The basic idea is simple: the primary exists for the purpose of choosing the party's candidate for the general election. If you choose to not affiliate with a party, then why should you get to help the party choose their candidate?

It's a compromise. The parties -- private organizations -- open up the process to the public, and in return, ask that the voters who choose to participate at least affiliate themselves with the party for the purposes of the primary.

And this is not even new to Washington: the caucus system here has always worked that way. If you caucus with one party, you can't caucus with another party. It's the exact same idea.

So fast forward to this year. The mail-in ballots require you to choose a party if you are to vote in partisan races. A whopping 22% in a random sample in Snohomish County failed to choose a party. Other counties had numbers from 5 to 14 percent. (Oddly, Snohomish County was one of the few counties -- I think King was the only other -- to have a primary last year, under these new rules; but I suppose turnout was so low, that most of the people who voted are more involved, and therefore better understand the issues involved, and were less likely to make mistakes or throw a fit.)

From that number alone, it's hard to tell if these were protests against the new blanket system, or mistakes, or merely choosing to not affiliate with a party.

Sam Reed, the Secretary of State, replied: "Any of these numbers are too high, when you consider a governor's race was decided by a fraction of a percent, the fact that these votes aren't going to be counted, I think is something that is alarming."

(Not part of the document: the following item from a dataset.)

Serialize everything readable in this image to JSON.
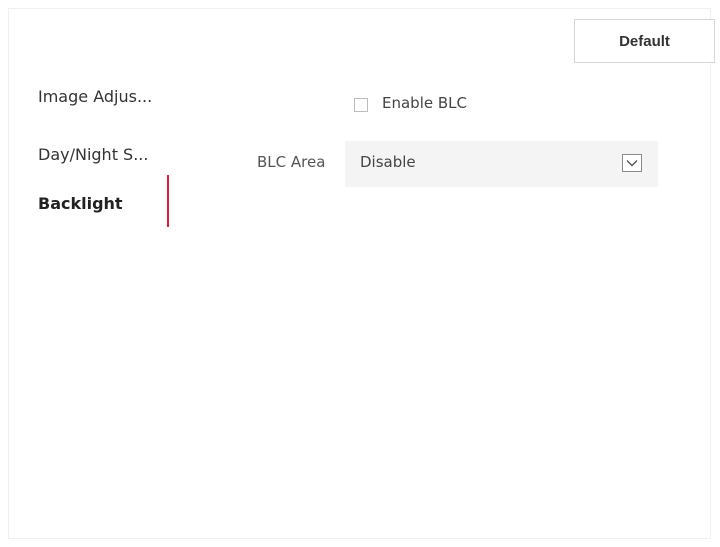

But it is perfectly reasonable to think that five or more percent of a population simply doesn't want to help either party select its candidates. But Sam doesn't understand that. By comparing this to the general election, he shows he has no understanding of what a primary actually is for. The partisan primary is not for everyone. It is only for you if you want to help one of the parties select its candidates. If you do not want to do that, you should not participate, because that is the only reason to participate. By definition.

Frankly, I think Sam Reed is just grasping at straws. You see, he is a Republican, but many Republicans -- for reasons just like this -- don't like him. He benefitted from the blanket primary because he got a lot of crossover votes from Democrats. That's not going to happen when he runs the next time. And that is as good a reason to be against the blanket primary as any.

One more thing about this stuff: a lot of people are complaining that their ballot should still count; that it shouldn't be discounted just because they made an "honest mistake." No, that's not how it works. If you can't follow simple and clear directions, your ballot should not count. That said, I wouldn't mind a rule that said if a ballot contained partisan votes only for one party, then that should have the same effect as having explicitly chosen that party. I don't see why that would be a problem. But it's too late now to change that rule.

The good news is that the partisan primary is -- in most of the state -- meaningless, as there's few seriously contested races. The only meaningful votes for most of the state are local ballot initiatives, and Supreme Court and other local judicial races, all of which are nonpartisan. So hopefully all this confusion and animosity won't have a deleterious effect, and will work itself out for the next time around, when it will matter a lot more.

Leave a comment

<pudge/*> (pronounced "PudgeGlob") is thousands of posts over many years by Pudge.

"It is the common fate of the indolent to see their rights become a prey to the active. The condition upon which God hath given liberty to man is eternal vigilance; which condition if he break, servitude is at once the consequence of his crime and the punishment of his guilt."

About this Entry

This page contains a single entry by pudge published on September 12, 2006 10:40 PM.

New iTunes Is Lame was the previous entry in this site.

Crazy Ad is the next entry in this site.

Find recent content on the main index or look in the archives to find all content.